This project began as a documentation of my first pregnancy and quickly evolved into an ongoing and nearly obsessive photographic series of my family. I have been photographing directly from life experiences for nearly 20 years. As a feminist, my interest in family stems from a deeper need to legitimize and make visible the lives of all women, mothers, and domestic work.
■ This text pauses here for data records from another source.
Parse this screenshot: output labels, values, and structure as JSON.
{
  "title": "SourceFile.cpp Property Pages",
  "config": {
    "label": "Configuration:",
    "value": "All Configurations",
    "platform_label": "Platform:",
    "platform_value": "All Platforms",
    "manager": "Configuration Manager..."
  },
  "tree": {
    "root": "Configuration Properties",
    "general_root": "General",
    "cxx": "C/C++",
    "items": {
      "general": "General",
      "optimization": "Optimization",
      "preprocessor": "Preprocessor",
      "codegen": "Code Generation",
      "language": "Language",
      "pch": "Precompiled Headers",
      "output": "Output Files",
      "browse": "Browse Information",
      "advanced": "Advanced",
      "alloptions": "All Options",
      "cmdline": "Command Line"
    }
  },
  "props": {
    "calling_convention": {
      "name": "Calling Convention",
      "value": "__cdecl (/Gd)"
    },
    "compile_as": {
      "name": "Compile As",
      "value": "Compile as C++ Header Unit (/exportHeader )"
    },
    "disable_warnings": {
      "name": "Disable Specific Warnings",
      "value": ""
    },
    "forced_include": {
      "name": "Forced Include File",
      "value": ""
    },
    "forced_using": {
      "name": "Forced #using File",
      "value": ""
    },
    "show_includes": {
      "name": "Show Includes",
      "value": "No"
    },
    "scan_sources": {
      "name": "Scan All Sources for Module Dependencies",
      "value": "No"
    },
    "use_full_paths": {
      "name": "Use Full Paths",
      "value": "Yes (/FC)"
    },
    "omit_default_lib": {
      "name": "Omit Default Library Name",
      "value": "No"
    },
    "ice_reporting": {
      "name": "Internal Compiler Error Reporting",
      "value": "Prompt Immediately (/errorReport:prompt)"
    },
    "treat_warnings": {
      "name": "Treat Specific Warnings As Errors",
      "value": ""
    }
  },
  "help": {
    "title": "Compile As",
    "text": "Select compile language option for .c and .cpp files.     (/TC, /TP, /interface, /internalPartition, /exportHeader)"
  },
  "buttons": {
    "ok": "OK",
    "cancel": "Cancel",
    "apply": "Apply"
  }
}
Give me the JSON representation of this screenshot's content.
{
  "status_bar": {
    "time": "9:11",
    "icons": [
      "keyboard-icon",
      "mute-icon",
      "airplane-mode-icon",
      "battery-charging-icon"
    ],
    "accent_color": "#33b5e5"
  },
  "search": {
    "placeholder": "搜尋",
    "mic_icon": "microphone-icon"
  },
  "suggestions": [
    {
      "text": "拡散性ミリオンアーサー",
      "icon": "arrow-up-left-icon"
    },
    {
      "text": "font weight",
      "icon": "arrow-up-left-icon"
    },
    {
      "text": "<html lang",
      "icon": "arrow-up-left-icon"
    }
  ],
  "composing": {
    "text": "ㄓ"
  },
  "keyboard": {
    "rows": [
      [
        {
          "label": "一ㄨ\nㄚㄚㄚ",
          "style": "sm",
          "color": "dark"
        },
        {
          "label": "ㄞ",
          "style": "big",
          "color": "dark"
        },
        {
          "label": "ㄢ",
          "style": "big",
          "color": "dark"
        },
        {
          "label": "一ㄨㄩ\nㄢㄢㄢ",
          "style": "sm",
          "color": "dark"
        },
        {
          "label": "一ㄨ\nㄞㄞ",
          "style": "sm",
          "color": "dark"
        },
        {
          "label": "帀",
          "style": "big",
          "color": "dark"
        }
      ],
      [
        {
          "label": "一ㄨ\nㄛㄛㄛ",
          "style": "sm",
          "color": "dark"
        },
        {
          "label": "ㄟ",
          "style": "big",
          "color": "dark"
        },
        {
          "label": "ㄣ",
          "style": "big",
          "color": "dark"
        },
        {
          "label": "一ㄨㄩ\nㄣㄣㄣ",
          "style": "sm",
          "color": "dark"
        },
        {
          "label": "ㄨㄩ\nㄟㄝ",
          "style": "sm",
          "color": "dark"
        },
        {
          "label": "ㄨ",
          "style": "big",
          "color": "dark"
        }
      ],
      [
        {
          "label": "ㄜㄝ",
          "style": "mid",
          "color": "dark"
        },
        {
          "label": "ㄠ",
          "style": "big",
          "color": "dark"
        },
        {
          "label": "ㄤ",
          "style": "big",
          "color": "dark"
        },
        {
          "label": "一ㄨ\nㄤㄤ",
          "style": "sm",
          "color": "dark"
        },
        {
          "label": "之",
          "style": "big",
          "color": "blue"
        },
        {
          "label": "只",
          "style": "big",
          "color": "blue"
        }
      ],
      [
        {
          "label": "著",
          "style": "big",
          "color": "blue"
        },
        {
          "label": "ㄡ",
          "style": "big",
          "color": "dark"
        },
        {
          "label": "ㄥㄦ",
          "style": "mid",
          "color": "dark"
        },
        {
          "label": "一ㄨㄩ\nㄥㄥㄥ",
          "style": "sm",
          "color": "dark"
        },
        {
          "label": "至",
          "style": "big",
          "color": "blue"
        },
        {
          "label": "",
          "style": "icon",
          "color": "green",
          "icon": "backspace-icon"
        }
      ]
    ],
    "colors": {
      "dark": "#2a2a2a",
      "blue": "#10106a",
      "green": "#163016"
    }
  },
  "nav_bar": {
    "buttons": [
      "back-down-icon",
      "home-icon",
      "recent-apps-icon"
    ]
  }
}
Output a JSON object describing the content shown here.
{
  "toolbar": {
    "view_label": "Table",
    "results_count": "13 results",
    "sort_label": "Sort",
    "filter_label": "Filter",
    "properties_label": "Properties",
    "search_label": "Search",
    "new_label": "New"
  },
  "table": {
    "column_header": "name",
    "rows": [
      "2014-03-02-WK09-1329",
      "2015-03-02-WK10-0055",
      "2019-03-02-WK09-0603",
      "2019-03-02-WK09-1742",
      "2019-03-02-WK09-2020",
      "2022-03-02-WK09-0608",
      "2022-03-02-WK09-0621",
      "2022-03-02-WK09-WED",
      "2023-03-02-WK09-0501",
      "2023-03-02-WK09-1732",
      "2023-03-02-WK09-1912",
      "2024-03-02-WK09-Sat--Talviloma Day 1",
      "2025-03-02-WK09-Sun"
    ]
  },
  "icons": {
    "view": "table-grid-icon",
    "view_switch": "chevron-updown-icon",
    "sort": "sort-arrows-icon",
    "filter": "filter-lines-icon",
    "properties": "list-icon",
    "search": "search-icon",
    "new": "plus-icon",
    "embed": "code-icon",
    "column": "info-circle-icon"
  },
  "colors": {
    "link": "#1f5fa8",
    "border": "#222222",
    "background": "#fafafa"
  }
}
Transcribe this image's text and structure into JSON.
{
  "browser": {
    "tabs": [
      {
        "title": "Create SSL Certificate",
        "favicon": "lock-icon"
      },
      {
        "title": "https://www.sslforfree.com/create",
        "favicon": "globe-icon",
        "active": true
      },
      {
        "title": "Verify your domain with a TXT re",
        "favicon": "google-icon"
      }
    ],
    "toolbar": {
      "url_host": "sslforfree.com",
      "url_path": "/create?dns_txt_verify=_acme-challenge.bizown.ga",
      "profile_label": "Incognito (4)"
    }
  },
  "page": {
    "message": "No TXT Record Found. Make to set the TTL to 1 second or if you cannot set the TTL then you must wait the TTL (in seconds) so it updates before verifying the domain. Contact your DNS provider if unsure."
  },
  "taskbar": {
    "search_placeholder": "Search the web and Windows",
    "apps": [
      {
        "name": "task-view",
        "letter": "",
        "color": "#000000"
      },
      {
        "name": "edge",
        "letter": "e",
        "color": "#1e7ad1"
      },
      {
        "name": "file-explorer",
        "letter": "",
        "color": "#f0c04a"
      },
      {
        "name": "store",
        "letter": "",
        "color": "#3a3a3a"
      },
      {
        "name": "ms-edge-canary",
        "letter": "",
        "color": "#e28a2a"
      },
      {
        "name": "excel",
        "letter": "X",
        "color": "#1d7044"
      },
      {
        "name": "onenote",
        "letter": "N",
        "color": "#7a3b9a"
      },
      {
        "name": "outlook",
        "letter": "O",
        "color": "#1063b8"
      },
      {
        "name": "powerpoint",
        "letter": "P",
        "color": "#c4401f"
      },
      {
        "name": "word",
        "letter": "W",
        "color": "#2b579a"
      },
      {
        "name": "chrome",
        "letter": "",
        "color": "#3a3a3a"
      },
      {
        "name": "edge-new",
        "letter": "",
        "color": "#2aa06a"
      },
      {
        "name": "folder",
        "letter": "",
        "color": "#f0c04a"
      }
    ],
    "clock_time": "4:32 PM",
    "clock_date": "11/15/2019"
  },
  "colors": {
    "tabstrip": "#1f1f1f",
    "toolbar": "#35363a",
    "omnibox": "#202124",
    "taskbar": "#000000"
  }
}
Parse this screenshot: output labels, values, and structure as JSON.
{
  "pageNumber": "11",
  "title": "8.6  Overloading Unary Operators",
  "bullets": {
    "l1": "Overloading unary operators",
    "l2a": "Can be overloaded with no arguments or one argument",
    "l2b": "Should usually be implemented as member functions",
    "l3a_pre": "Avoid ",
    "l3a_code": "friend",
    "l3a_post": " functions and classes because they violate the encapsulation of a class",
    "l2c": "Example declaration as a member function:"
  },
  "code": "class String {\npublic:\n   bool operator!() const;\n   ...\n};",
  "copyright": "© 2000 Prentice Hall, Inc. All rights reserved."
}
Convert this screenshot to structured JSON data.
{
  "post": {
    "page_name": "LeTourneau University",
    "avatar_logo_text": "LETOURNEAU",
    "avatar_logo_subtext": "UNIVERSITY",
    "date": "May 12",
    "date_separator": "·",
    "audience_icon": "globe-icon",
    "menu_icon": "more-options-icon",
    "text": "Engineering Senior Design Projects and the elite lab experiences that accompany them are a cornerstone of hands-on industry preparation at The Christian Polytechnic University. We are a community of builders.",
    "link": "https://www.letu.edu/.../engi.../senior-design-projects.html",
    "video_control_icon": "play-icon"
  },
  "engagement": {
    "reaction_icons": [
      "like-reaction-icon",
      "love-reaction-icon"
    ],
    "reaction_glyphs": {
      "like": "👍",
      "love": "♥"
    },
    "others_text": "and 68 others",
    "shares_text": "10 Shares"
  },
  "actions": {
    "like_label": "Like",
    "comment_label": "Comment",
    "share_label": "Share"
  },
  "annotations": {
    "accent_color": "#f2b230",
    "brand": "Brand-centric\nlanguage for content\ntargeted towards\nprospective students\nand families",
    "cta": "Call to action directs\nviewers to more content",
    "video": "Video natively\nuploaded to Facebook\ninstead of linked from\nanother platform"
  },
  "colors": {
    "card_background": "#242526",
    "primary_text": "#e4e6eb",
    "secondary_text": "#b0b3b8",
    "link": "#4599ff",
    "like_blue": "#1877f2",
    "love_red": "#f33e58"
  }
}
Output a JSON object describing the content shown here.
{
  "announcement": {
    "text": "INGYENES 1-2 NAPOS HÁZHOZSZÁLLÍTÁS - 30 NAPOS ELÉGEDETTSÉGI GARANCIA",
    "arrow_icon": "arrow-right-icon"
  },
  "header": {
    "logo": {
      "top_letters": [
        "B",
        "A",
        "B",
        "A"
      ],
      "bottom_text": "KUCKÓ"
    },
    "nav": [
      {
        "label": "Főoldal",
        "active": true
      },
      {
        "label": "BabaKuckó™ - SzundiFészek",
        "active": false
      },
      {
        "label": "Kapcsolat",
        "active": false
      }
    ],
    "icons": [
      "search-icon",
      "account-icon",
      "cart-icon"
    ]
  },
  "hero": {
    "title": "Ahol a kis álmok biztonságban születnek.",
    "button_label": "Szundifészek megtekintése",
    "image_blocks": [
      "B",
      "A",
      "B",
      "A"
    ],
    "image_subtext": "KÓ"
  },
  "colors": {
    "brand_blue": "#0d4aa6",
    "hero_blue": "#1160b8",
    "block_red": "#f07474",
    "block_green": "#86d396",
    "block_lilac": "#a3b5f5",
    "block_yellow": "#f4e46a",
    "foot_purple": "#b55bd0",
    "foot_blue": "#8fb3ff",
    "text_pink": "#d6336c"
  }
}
Brood depicts my children, husband, mother, and myself in ordinary moments of life. What is not ordinary is the particular moment stilled by the camera, emphasizing light, color, and gesture. With portraiture specifically, I am moved by the infinitely variable and expressive qualities of gesture, posture and gaze and drawn to domestic space as a backdrop for private dramas. Brood consists of a mix of both documentary and staged moments; the blurred line that lies between the two fascinates me. This is what happened, and yet it is not at all what happened. These photographs reflect a transcendent moment, how it feels when the world seems to fall into alignment. By photographing my family, I commit myself to finding the extraordinary in everyday life as it unfolds. It is the subject before you, if you only choose to see it.